Space: Which One is More Spacious?

An image divided into two sections by a white line. On the left, a large wooden cabin with a solar panel, a rain barrel, a vegetable garden, a chicken coop, a goat pen, and a beehive. On the right, a small metal trailer with a bicycle, a folding table and chairs, a potted plant, and a sign that says “Tiny House Parking Only”.

A major perk of living off grid is the expansive room available to you vs the city life. People choose off grid homesteading or tiny house living to have more space and flexibility, either in terms of physical or mental space. You may have what most folks consider a huge back yard in the city, but chances are you have neighbors only a few feet to the left and right of you. Count us in on wanting more mental space and not just a big backyard. But which of the two is more spacious in reality? The answer depends on how you define and measure space, and how you use and especially optimize it. Space optimization is far more important living in a tiny house than an off grid homestead.

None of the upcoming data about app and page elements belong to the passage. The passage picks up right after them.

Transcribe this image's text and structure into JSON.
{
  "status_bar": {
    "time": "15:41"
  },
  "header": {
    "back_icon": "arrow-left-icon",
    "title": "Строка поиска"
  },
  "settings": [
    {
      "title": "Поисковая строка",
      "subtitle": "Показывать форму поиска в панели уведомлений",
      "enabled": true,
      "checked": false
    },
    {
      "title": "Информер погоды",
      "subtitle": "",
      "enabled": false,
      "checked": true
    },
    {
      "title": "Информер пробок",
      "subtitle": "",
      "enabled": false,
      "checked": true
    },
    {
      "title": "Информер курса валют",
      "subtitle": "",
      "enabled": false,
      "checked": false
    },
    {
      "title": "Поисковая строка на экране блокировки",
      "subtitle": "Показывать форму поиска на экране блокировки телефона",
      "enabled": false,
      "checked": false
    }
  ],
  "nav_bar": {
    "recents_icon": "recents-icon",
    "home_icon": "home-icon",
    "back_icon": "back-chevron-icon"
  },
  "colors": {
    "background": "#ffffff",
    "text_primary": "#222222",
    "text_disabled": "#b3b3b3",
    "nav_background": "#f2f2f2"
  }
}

Physical Space

The physical space of an off grid homestead or a tiny house is obviously determined by the physical size, floor plan and layout of your home, as well as the size and features of your land. Generally speaking, an off grid homestead offers more physical space than a tiny house, both inside and outside. An off grid homestead typically has more rooms, more storage, more amenities, and more comfort than a tiny house. An off grid homestead also typically has more land, more privacy, more nature, and more opportunities for gardening, farming, or recreation than a tiny house. However, there can also be a happy medium in between like we have. We own 3.2 acres of forested land and have our home situated right beside a lake. While we don’t own the lake it definitely increases the feeling of having more physical space.

Mental Space

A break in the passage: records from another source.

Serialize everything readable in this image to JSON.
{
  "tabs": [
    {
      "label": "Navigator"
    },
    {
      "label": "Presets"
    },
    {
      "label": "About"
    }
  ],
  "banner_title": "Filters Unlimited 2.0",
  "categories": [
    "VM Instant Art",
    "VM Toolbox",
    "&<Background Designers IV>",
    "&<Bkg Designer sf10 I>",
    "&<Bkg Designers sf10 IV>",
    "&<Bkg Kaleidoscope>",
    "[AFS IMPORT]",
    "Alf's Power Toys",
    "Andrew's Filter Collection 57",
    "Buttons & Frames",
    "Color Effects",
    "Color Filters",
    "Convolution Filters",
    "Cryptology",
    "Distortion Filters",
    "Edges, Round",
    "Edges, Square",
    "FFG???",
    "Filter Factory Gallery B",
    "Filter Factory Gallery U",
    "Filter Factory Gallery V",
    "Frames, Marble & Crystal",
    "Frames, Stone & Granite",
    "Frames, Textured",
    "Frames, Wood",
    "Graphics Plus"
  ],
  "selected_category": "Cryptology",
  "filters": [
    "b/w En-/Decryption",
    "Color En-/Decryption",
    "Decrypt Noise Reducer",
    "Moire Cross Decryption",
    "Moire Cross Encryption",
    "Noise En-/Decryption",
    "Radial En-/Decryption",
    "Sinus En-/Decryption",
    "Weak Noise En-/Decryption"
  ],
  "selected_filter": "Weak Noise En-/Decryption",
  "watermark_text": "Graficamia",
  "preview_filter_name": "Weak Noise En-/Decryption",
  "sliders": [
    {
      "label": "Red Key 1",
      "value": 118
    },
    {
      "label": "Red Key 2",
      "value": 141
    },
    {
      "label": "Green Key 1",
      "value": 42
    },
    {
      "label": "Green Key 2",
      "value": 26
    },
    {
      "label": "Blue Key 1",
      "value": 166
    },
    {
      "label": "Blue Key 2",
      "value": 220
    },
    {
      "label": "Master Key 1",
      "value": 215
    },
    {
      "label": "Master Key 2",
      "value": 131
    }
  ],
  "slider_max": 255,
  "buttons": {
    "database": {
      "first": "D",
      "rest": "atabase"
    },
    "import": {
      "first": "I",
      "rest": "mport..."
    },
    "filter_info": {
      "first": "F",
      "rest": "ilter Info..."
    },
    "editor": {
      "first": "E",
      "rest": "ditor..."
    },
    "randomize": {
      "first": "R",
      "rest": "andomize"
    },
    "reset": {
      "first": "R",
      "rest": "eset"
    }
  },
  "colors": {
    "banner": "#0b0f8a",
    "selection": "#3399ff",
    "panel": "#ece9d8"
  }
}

The mental space of an off grid homestead or a tiny house is determined by the design and style of your home, as well as the mood and atmosphere of your environment. Generally speaking, a tiny house offers more mental space than an off grid homestead, both inside and outside. There are less things to think about living in and maintaining a tiny home compared to a homestead. Of course that depends on what you have on your homestead property. A tiny house typically has less clutter, less distraction, less stress, and less maintenance than an off grid homestead. A tiny house also typically has more mobility, more variety, and possibly more adventure than an off grid homestead.

Space Optimization

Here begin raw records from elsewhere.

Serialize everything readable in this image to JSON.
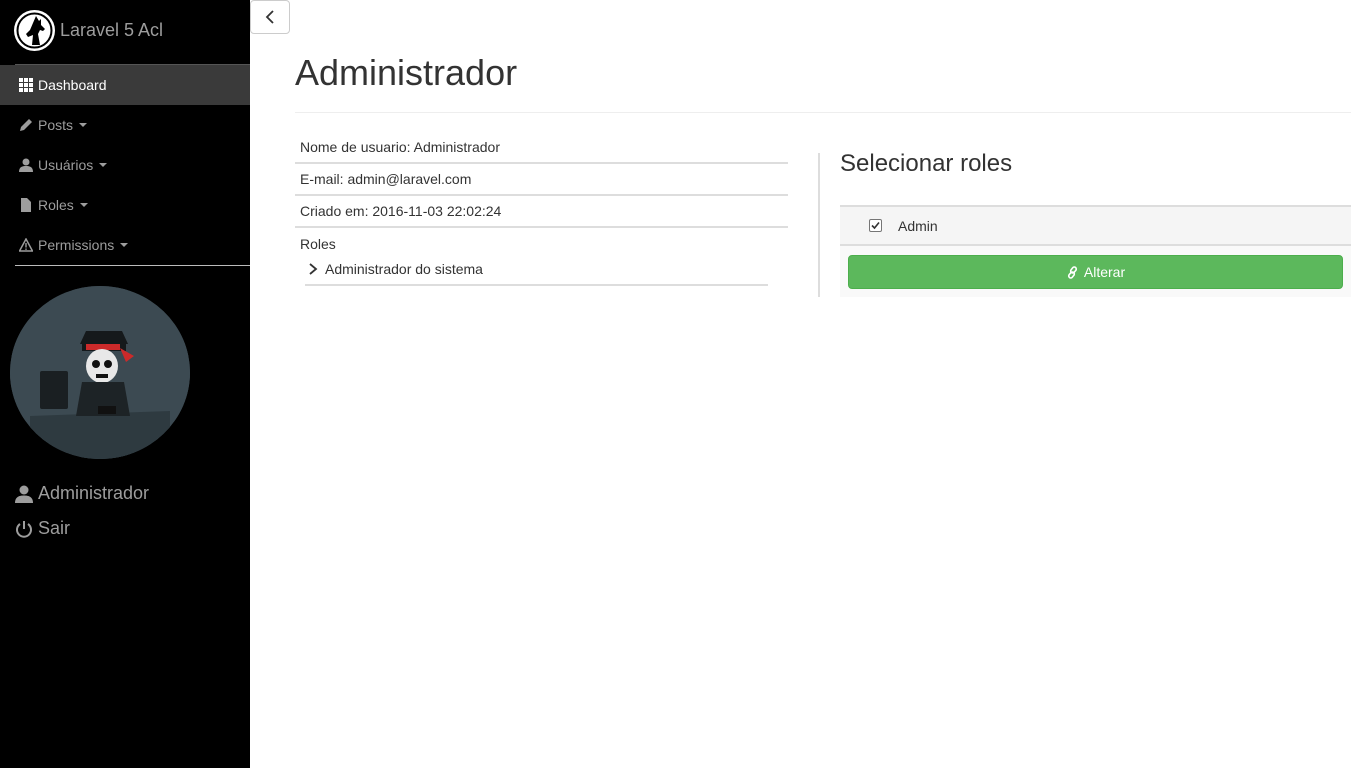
{
  "brand": {
    "title": "Laravel 5 Acl",
    "logo_icon": "wolf-logo-icon"
  },
  "sidebar": {
    "items": [
      {
        "label": "Dashboard",
        "icon": "grid-icon",
        "active": true,
        "dropdown": false
      },
      {
        "label": "Posts",
        "icon": "pencil-icon",
        "active": false,
        "dropdown": true
      },
      {
        "label": "Usuários",
        "icon": "user-icon",
        "active": false,
        "dropdown": true
      },
      {
        "label": "Roles",
        "icon": "file-icon",
        "active": false,
        "dropdown": true
      },
      {
        "label": "Permissions",
        "icon": "warning-icon",
        "active": false,
        "dropdown": true
      }
    ],
    "user_name": "Administrador",
    "logout_label": "Sair"
  },
  "main": {
    "title": "Administrador",
    "info": {
      "username": "Nome de usuario: Administrador",
      "email": "E-mail: admin@laravel.com",
      "created": "Criado em: 2016-11-03 22:02:24",
      "roles_label": "Roles",
      "roles": [
        "Administrador do sistema"
      ]
    },
    "roles_panel": {
      "title": "Selecionar roles",
      "options": [
        {
          "name": "Admin",
          "checked": true
        }
      ],
      "submit_label": "Alterar"
    }
  },
  "colors": {
    "sidebar_bg": "#000000",
    "active_item": "#3a3a3a",
    "success": "#5cb85c",
    "avatar_bg": "#3c4a52"
  }
}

How you organize and utilize your space, and how you adapt and improve upon it over time plays an important role in any home but especially in a tiny home. Both options require some degree of space optimization, as they both have their own limitations and challenges. For example, an off grid homesteader may have to deal with harsh weather, pests, or emergencies, while a tiny house dweller may have to deal with zoning laws, parking issues, or social stigma. However, both options also offer some room for space optimization, as they both have their own advantages and possibilities. For example, an off grid homestead is easier to add expansion, facilities or even rearrange the floor plan down the road. However, your land size stays the same. A tiny house dweller has less room to rearrange but you can most certainly expand your view if you are on wheels. The only home whose property size may change more than the home.